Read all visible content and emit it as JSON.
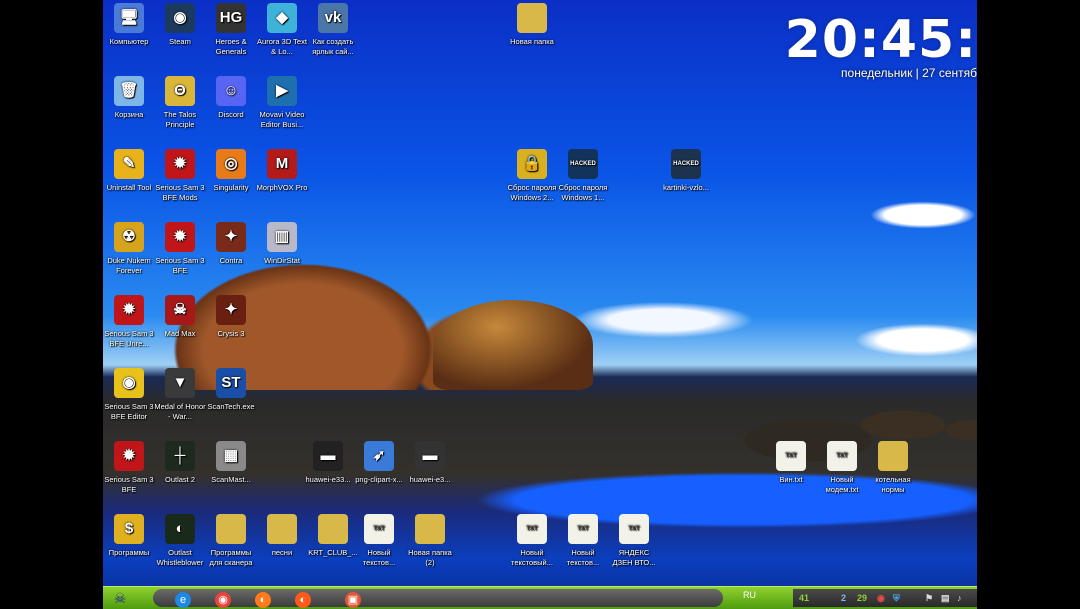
{
  "clock": {
    "time": "20:45:",
    "date": "понедельник | 27 сентяб"
  },
  "icons": [
    {
      "label": "Компьютер",
      "glyph": "🖥",
      "color": "#4a7bd8"
    },
    {
      "label": "Steam",
      "glyph": "◉",
      "color": "#1b3a5e"
    },
    {
      "label": "Heroes & Generals",
      "glyph": "HG",
      "color": "#333333"
    },
    {
      "label": "Aurora 3D Text & Lo...",
      "glyph": "◆",
      "color": "#3fb2d9"
    },
    {
      "label": "Как создать ярлык сай...",
      "glyph": "vk",
      "color": "#4a76a8"
    },
    {
      "label": "Новая папка",
      "glyph": "",
      "color": "#d9b84a"
    },
    {
      "label": "Корзина",
      "glyph": "🗑",
      "color": "#7fb6e8"
    },
    {
      "label": "The Talos Principle",
      "glyph": "Θ",
      "color": "#d9b53a"
    },
    {
      "label": "Discord",
      "glyph": "☺",
      "color": "#5865f2"
    },
    {
      "label": "Movavi Video Editor Busi...",
      "glyph": "▶",
      "color": "#1e6fae"
    },
    {
      "label": "Uninstall Tool",
      "glyph": "✎",
      "color": "#e8b21a"
    },
    {
      "label": "Serious Sam 3 BFE Mods",
      "glyph": "✹",
      "color": "#c0161a"
    },
    {
      "label": "Singularity",
      "glyph": "◎",
      "color": "#e87a18"
    },
    {
      "label": "MorphVOX Pro",
      "glyph": "M",
      "color": "#b31a1a"
    },
    {
      "label": "Сброс пароля Windows 2...",
      "glyph": "🔒",
      "color": "#d9b020"
    },
    {
      "label": "Сброс пароля Windows 1...",
      "glyph": "HACKED",
      "color": "#12335a"
    },
    {
      "label": "kartinki-vzlo...",
      "glyph": "HACKED",
      "color": "#1c3350"
    },
    {
      "label": "Duke Nukem Forever",
      "glyph": "☢",
      "color": "#d6a41c"
    },
    {
      "label": "Serious Sam 3 BFE",
      "glyph": "✹",
      "color": "#c0161a"
    },
    {
      "label": "Contra",
      "glyph": "✦",
      "color": "#7a2a18"
    },
    {
      "label": "WinDirStat",
      "glyph": "▥",
      "color": "#b8b8c8"
    },
    {
      "label": "Serious Sam 3 BFE Unre...",
      "glyph": "✹",
      "color": "#c0161a"
    },
    {
      "label": "Mad Max",
      "glyph": "☠",
      "color": "#a81818"
    },
    {
      "label": "Crysis 3",
      "glyph": "✦",
      "color": "#6a2010"
    },
    {
      "label": "Serious Sam 3 BFE Editor",
      "glyph": "◉",
      "color": "#e8c21a"
    },
    {
      "label": "Medal of Honor - War...",
      "glyph": "▼",
      "color": "#3a3a3a"
    },
    {
      "label": "ScanTech.exe",
      "glyph": "ST",
      "color": "#1a4fa8"
    },
    {
      "label": "Serious Sam 3 BFE",
      "glyph": "✹",
      "color": "#c0161a"
    },
    {
      "label": "Outlast 2",
      "glyph": "┼",
      "color": "#1e2a1e"
    },
    {
      "label": "ScanMast...",
      "glyph": "▦",
      "color": "#8a8a8a"
    },
    {
      "label": "huawei-e33...",
      "glyph": "▬",
      "color": "#222222"
    },
    {
      "label": "png-clipart-x...",
      "glyph": "➶",
      "color": "#3a7ad8"
    },
    {
      "label": "huawei-e3...",
      "glyph": "▬",
      "color": "#333333"
    },
    {
      "label": "Вин.txt",
      "glyph": "TXT",
      "color": "#f2f2e8"
    },
    {
      "label": "Новый модем.txt",
      "glyph": "TXT",
      "color": "#f2f2e8"
    },
    {
      "label": "котельная нормы",
      "glyph": "",
      "color": "#d9b84a"
    },
    {
      "label": "Программы",
      "glyph": "$",
      "color": "#e0b020"
    },
    {
      "label": "Outlast Whistleblower",
      "glyph": "◐",
      "color": "#1a2a1a"
    },
    {
      "label": "Программы для сканера",
      "glyph": "",
      "color": "#d9b84a"
    },
    {
      "label": "песни",
      "glyph": "",
      "color": "#d9b84a"
    },
    {
      "label": "KRT_CLUB_...",
      "glyph": "",
      "color": "#d9b84a"
    },
    {
      "label": "Новый текстов...",
      "glyph": "TXT",
      "color": "#f2f2e8"
    },
    {
      "label": "Новая папка (2)",
      "glyph": "",
      "color": "#d9b84a"
    },
    {
      "label": "Новый текстовый...",
      "glyph": "TXT",
      "color": "#f2f2e8"
    },
    {
      "label": "Новый текстов...",
      "glyph": "TXT",
      "color": "#f2f2e8"
    },
    {
      "label": "ЯНДЕКС ДЗЕН ВТО...",
      "glyph": "TXT",
      "color": "#f2f2e8"
    }
  ],
  "taskbar": {
    "start_glyph": "☠",
    "pinned": [
      {
        "name": "internet-explorer",
        "glyph": "e",
        "color": "#1e88e5"
      },
      {
        "name": "chrome",
        "glyph": "◉",
        "color": "#e8453c"
      },
      {
        "name": "firefox",
        "glyph": "◐",
        "color": "#ff7a1a"
      },
      {
        "name": "firefox-2",
        "glyph": "◐",
        "color": "#ff5a1a"
      },
      {
        "name": "photo-app",
        "glyph": "▣",
        "color": "#e05a3a"
      }
    ],
    "lang": "RU",
    "tray_numbers": [
      "41",
      "2",
      "29"
    ]
  }
}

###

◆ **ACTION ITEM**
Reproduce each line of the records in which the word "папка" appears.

◆ **EXERCISE ANSWER**
      "label": "Новая папка",
      "label": "Новая папка (2)",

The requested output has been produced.